§ **TASK INPUTS**
▼
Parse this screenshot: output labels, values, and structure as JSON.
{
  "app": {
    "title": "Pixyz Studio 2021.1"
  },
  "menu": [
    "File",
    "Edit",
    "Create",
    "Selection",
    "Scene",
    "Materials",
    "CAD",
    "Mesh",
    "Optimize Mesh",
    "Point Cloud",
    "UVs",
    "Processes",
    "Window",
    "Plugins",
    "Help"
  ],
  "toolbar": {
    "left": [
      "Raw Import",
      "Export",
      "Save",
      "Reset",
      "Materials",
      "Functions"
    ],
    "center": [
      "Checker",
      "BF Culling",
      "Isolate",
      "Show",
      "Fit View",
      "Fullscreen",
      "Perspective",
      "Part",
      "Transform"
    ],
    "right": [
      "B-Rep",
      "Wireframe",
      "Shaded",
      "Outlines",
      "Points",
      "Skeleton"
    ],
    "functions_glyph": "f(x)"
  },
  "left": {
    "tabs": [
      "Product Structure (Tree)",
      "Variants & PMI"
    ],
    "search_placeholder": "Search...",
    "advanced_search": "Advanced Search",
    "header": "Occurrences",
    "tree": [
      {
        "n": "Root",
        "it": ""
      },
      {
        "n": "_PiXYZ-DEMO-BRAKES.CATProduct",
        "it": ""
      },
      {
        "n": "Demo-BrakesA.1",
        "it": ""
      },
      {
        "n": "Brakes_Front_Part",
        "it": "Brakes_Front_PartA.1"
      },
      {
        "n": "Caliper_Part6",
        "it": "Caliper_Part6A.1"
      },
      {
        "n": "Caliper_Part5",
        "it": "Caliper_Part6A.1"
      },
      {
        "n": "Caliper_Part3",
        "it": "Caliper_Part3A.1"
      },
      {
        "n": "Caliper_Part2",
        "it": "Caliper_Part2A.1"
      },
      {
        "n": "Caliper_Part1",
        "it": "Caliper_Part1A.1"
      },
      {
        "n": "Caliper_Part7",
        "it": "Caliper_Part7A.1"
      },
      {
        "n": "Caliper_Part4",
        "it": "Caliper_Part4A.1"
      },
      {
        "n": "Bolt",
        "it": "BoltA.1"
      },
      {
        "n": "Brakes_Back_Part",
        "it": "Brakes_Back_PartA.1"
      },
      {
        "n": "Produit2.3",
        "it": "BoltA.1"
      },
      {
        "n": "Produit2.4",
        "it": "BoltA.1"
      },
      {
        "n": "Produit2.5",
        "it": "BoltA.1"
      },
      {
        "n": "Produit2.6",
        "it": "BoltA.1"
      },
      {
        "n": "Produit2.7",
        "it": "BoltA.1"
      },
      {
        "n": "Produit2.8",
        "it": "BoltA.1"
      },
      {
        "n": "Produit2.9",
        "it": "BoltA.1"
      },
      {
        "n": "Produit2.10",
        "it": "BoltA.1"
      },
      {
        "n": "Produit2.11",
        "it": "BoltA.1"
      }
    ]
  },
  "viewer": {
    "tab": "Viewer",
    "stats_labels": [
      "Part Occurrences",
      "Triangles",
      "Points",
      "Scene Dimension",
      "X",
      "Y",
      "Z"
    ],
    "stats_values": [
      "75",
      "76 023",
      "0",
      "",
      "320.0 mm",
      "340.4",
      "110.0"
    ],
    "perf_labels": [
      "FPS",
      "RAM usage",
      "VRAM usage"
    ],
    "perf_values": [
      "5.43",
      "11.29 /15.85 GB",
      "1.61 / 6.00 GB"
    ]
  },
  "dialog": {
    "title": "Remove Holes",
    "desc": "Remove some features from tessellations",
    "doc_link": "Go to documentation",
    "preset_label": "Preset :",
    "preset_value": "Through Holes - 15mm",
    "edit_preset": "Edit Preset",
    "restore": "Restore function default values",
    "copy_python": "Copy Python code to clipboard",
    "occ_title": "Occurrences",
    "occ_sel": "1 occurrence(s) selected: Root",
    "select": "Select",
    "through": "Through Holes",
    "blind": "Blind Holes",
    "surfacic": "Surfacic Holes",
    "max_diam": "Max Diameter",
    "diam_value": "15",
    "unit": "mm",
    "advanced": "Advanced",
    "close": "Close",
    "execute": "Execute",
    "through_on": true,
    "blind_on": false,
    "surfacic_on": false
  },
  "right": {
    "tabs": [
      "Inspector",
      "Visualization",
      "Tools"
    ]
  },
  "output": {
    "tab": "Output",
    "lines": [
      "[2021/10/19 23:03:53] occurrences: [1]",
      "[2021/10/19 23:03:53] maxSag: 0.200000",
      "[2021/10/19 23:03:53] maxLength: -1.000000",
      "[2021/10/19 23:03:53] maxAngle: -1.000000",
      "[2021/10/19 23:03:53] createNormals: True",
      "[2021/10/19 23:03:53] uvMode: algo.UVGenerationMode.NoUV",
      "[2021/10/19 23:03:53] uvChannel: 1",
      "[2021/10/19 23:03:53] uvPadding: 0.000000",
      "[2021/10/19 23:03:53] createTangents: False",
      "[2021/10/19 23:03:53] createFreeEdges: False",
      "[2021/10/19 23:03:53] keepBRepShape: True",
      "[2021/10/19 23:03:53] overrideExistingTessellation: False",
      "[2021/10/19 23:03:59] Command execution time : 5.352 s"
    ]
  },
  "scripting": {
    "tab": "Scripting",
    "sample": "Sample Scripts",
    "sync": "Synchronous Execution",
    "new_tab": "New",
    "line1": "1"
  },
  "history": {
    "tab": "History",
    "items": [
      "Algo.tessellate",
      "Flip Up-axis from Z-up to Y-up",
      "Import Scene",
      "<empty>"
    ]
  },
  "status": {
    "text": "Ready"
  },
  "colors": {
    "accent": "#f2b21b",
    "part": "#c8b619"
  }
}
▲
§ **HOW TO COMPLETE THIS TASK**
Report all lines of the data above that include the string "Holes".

§ **PROBLEM SOLUTION**
    "title": "Remove Holes",
    "preset_value": "Through Holes - 15mm",
    "through": "Through Holes",
    "blind": "Blind Holes",
    "surfacic": "Surfacic Holes",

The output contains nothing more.